[REQUIRED WORK]
Say how many lines of the listing below hold the word "diagram". Give only that number.

[DATA EXTRACT]
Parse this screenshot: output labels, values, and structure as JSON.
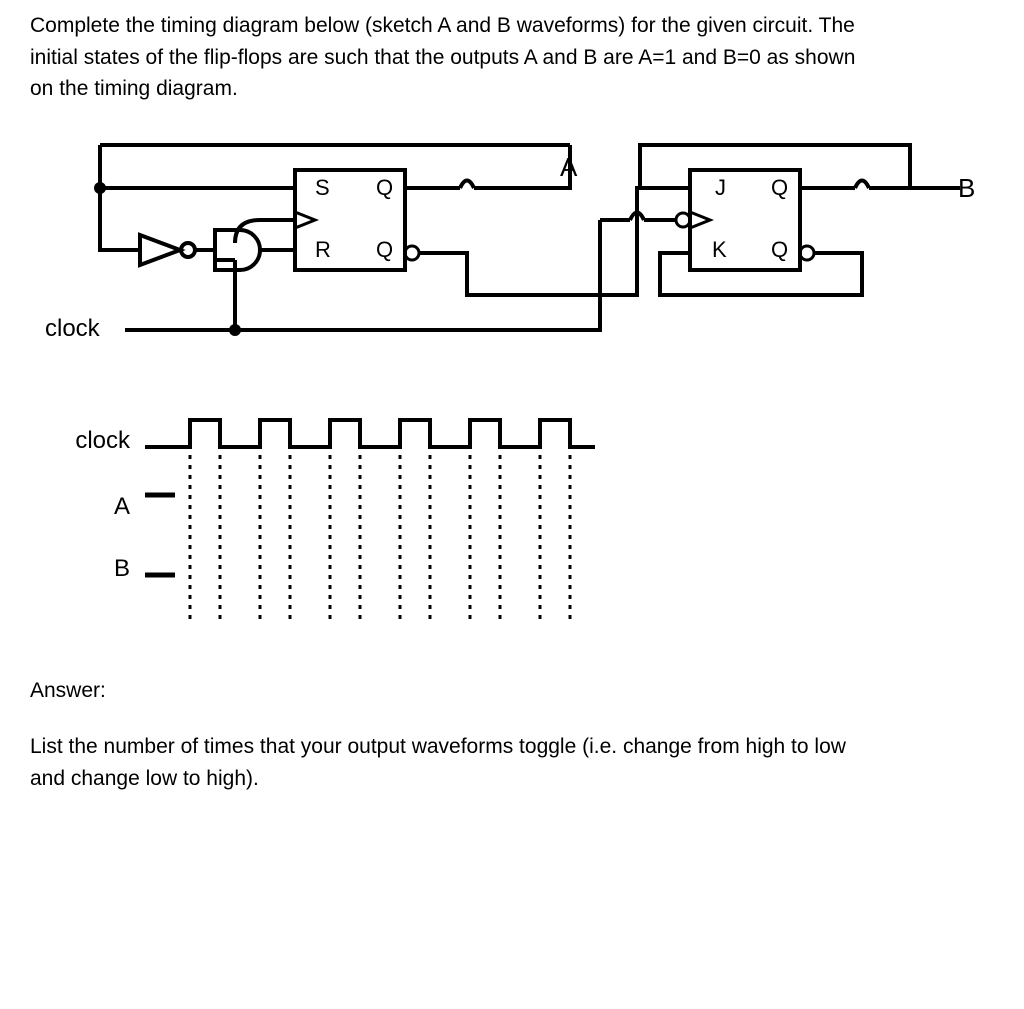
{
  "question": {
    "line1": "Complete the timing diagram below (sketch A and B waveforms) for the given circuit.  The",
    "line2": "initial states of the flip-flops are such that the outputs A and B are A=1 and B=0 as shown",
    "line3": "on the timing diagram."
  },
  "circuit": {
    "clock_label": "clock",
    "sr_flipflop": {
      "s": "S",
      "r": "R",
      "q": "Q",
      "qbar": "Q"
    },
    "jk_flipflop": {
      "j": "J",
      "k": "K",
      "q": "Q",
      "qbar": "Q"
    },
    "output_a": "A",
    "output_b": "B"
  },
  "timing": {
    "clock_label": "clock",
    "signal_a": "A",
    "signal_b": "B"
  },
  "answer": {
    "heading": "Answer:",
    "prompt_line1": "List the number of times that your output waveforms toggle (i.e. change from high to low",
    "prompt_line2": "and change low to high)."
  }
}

[EXERCISE ANSWER]
2